My first seven jobs? I was the head of a plum thinning crew, aged 14 (it was my first experience of a leadership role!). Number two, a summer lifeguard and swimming instructor. After college, I worked in advertising and marketing for a lifestyle magazine. Job number four was Director of Research for a political research company in Washington DC. After that, I went to work for Washington Mutual, in its very early days, creating new marketing programs. Jobs number six and seven would have been promotions at Washington Mutual. I stayed there until I ended up as the president of retail banking.

Now, what I find most satisfying is helping others develop their leadership skills. I’m a sounding board for them, helping them to think through issues by posing questions that cause them to ponder on the answers. You cannot have sustainable, effective leadership without the leader having very strong active listening skills, particularly when you’re going through times of disruption or venturing in to the unknown.

Going from an exec to non-exec or advisory role is like going from being a parent to a grandparent. As a parent you’re making all the decisions. As a grandparent, you’re trying to give really good advice, only stepping in when things get really tough.

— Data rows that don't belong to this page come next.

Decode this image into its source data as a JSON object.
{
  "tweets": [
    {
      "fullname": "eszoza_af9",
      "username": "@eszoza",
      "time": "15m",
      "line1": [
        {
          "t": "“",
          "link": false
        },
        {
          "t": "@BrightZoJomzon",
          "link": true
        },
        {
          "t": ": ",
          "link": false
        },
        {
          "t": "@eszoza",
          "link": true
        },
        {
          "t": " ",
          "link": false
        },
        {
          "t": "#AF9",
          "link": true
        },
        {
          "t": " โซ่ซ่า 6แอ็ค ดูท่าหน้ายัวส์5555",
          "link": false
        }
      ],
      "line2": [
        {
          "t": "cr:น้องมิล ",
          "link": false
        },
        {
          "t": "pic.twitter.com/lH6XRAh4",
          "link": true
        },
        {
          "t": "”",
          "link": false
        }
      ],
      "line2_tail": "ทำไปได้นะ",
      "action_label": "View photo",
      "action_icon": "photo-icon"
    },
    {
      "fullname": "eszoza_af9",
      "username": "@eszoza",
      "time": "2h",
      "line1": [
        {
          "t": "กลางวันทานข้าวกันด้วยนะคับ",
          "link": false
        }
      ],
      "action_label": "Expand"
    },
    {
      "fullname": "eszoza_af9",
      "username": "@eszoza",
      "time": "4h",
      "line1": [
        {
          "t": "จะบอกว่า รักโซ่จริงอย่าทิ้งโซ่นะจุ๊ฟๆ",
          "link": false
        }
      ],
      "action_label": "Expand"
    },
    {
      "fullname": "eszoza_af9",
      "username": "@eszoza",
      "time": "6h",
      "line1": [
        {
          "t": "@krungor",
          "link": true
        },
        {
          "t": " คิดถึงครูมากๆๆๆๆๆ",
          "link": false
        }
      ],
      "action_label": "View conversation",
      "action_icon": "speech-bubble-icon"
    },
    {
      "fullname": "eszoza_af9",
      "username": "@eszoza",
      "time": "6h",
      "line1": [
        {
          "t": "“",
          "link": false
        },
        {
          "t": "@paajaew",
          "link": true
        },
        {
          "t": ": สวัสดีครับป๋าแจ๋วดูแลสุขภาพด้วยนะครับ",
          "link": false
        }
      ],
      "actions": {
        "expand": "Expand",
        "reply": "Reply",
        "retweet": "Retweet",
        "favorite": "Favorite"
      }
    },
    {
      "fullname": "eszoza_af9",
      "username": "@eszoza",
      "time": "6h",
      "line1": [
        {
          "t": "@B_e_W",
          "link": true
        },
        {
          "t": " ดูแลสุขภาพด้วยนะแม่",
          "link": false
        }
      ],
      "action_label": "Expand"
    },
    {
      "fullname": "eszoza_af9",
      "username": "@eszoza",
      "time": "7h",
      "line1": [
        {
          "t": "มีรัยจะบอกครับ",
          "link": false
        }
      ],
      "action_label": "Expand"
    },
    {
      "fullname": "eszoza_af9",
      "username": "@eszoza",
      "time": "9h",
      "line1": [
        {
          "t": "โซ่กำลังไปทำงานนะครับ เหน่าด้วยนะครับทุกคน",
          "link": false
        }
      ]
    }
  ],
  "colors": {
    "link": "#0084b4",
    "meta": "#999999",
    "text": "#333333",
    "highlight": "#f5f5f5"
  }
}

I’ve had several mentors, but the one who stands out is the former CEO of Washington Mutual, a gentleman by the name of Lou Pepper. He made sure I was addressing the right meetings in the right peer groups and went out of his way to really give me chances to succeed. I was incredibly blessed to have him in my life for the better part of three and a half decades. 

As you go up in age, you better start learning from the group below you. I now get mentored by a lot of the people who look to me. I’m learning about digital and innovation from my clients who are the CEOs of early stage companies. It’s important, I think, to learn from people who are part of a bigger group than you. Staying relevant is the most important thing.

A great communications professional has to be able to read trends and be very nimble without getting whiplash or losing their direction. They have to be the perfect blend of left and right brain – able to appreciate data, without over-analysing it.

You are only bound by your imagination and your ability to create opportunities and support for what you want to do. Twenty years ago, you would have had a hard time reaching an audience without a very programmed, corporate structure of communication. Today, there’s so much opportunity to go outside that. You are only limited by your capability to creating something that’s relevant, and timely, that others want to tune into.

Deanna is the founder of CameoWorks: http://www.cameoworks.com/